◆ WHAT TO WORK ON ◆
Every line below should be copied out exactly.

◆ Page and application data records ◆
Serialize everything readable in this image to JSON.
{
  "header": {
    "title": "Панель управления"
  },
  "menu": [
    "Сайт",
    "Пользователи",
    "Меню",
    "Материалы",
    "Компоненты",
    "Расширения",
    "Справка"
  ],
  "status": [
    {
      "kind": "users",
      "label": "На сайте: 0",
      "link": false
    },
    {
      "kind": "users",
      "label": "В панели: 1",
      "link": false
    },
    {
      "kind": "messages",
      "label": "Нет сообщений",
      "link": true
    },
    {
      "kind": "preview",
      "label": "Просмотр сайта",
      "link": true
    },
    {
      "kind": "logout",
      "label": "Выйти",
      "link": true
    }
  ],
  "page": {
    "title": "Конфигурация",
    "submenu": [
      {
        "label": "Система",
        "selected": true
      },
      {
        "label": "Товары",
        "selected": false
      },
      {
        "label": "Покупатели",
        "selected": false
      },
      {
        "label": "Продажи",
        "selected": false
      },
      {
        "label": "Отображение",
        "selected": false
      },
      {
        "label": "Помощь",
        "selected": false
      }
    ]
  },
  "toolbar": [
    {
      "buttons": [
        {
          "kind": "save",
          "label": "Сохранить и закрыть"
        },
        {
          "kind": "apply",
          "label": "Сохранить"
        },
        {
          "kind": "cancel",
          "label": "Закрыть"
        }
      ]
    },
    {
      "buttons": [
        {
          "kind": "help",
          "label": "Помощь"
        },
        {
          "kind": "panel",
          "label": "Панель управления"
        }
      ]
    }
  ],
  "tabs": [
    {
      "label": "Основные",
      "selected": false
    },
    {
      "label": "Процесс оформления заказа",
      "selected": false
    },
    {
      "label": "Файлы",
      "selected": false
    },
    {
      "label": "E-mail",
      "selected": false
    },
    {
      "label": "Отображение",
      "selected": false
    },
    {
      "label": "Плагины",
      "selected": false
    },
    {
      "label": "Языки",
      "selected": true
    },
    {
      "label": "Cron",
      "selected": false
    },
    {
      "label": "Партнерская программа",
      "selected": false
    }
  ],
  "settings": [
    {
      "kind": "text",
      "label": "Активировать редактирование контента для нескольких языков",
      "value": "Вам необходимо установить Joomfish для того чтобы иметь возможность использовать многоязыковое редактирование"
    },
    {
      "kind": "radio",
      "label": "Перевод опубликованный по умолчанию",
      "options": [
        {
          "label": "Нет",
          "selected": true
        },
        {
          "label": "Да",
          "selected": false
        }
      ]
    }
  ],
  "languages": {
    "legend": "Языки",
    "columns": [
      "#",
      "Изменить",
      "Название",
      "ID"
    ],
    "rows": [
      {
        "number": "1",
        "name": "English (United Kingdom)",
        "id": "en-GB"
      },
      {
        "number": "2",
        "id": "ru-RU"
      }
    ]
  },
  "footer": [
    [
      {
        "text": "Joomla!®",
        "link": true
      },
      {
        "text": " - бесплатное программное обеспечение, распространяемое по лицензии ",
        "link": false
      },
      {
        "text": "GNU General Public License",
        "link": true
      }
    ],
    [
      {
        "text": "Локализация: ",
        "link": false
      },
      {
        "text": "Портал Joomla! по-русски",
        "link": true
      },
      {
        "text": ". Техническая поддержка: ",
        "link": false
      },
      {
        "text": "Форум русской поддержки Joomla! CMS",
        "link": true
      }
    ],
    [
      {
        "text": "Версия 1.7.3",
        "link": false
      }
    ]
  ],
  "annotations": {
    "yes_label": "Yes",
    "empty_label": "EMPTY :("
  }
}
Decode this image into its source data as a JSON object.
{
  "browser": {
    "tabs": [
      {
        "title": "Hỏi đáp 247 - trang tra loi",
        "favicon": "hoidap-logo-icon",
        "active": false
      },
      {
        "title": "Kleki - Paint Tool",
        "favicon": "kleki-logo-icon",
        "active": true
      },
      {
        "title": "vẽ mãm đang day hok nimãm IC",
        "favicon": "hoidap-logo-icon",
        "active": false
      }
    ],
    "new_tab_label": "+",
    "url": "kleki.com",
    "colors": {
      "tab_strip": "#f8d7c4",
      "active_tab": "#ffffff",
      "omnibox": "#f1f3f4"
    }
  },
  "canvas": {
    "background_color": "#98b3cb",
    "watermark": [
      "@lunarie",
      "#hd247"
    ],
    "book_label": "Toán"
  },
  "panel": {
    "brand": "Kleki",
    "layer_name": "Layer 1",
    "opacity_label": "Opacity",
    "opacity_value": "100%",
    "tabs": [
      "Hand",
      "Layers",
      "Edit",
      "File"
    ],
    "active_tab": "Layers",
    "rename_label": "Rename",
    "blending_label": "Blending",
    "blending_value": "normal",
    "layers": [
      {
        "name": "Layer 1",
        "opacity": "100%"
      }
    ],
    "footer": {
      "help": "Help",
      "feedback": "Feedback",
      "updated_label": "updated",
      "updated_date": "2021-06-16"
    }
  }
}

◆ SOLUTION TO THIS PROBLEM ◆
Serialize everything readable in this image to JSON.
{
  "header": {
    "title": "Панель управления"
  },
  "menu": [
    "Сайт",
    "Пользователи",
    "Меню",
    "Материалы",
    "Компоненты",
    "Расширения",
    "Справка"
  ],
  "status": [
    {
      "kind": "users",
      "label": "На сайте: 0",
      "link": false
    },
    {
      "kind": "users",
      "label": "В панели: 1",
      "link": false
    },
    {
      "kind": "messages",
      "label": "Нет сообщений",
      "link": true
    },
    {
      "kind": "preview",
      "label": "Просмотр сайта",
      "link": true
    },
    {
      "kind": "logout",
      "label": "Выйти",
      "link": true
    }
  ],
  "page": {
    "title": "Конфигурация",
    "submenu": [
      {
        "label": "Система",
        "selected": true
      },
      {
        "label": "Товары",
        "selected": false
      },
      {
        "label": "Покупатели",
        "selected": false
      },
      {
        "label": "Продажи",
        "selected": false
      },
      {
        "label": "Отображение",
        "selected": false
      },
      {
        "label": "Помощь",
        "selected": false
      }
    ]
  },
  "toolbar": [
    {
      "buttons": [
        {
          "kind": "save",
          "label": "Сохранить и закрыть"
        },
        {
          "kind": "apply",
          "label": "Сохранить"
        },
        {
          "kind": "cancel",
          "label": "Закрыть"
        }
      ]
    },
    {
      "buttons": [
        {
          "kind": "help",
          "label": "Помощь"
        },
        {
          "kind": "panel",
          "label": "Панель управления"
        }
      ]
    }
  ],
  "tabs": [
    {
      "label": "Основные",
      "selected": false
    },
    {
      "label": "Процесс оформления заказа",
      "selected": false
    },
    {
      "label": "Файлы",
      "selected": false
    },
    {
      "label": "E-mail",
      "selected": false
    },
    {
      "label": "Отображение",
      "selected": false
    },
    {
      "label": "Плагины",
      "selected": false
    },
    {
      "label": "Языки",
      "selected": true
    },
    {
      "label": "Cron",
      "selected": false
    },
    {
      "label": "Партнерская программа",
      "selected": false
    }
  ],
  "settings": [
    {
      "kind": "text",
      "label": "Активировать редактирование контента для нескольких языков",
      "value": "Вам необходимо установить Joomfish для того чтобы иметь возможность использовать многоязыковое редактирование"
    },
    {
      "kind": "radio",
      "label": "Перевод опубликованный по умолчанию",
      "options": [
        {
          "label": "Нет",
          "selected": true
        },
        {
          "label": "Да",
          "selected": false
        }
      ]
    }
  ],
  "languages": {
    "legend": "Языки",
    "columns": [
      "#",
      "Изменить",
      "Название",
      "ID"
    ],
    "rows": [
      {
        "number": "1",
        "name": "English (United Kingdom)",
        "id": "en-GB"
      },
      {
        "number": "2",
        "id": "ru-RU"
      }
    ]
  },
  "footer": [
    [
      {
        "text": "Joomla!®",
        "link": true
      },
      {
        "text": " - бесплатное программное обеспечение, распространяемое по лицензии ",
        "link": false
      },
      {
        "text": "GNU General Public License",
        "link": true
      }
    ],
    [
      {
        "text": "Локализация: ",
        "link": false
      },
      {
        "text": "Портал Joomla! по-русски",
        "link": true
      },
      {
        "text": ". Техническая поддержка: ",
        "link": false
      },
      {
        "text": "Форум русской поддержки Joomla! CMS",
        "link": true
      }
    ],
    [
      {
        "text": "Версия 1.7.3",
        "link": false
      }
    ]
  ],
  "annotations": {
    "yes_label": "Yes",
    "empty_label": "EMPTY :("
  }
}
Decode this image into its source data as a JSON object.
{
  "browser": {
    "tabs": [
      {
        "title": "Hỏi đáp 247 - trang tra loi",
        "favicon": "hoidap-logo-icon",
        "active": false
      },
      {
        "title": "Kleki - Paint Tool",
        "favicon": "kleki-logo-icon",
        "active": true
      },
      {
        "title": "vẽ mãm đang day hok nimãm IC",
        "favicon": "hoidap-logo-icon",
        "active": false
      }
    ],
    "new_tab_label": "+",
    "url": "kleki.com",
    "colors": {
      "tab_strip": "#f8d7c4",
      "active_tab": "#ffffff",
      "omnibox": "#f1f3f4"
    }
  },
  "canvas": {
    "background_color": "#98b3cb",
    "watermark": [
      "@lunarie",
      "#hd247"
    ],
    "book_label": "Toán"
  },
  "panel": {
    "brand": "Kleki",
    "layer_name": "Layer 1",
    "opacity_label": "Opacity",
    "opacity_value": "100%",
    "tabs": [
      "Hand",
      "Layers",
      "Edit",
      "File"
    ],
    "active_tab": "Layers",
    "rename_label": "Rename",
    "blending_label": "Blending",
    "blending_value": "normal",
    "layers": [
      {
        "name": "Layer 1",
        "opacity": "100%"
      }
    ],
    "footer": {
      "help": "Help",
      "feedback": "Feedback",
      "updated_label": "updated",
      "updated_date": "2021-06-16"
    }
  }
}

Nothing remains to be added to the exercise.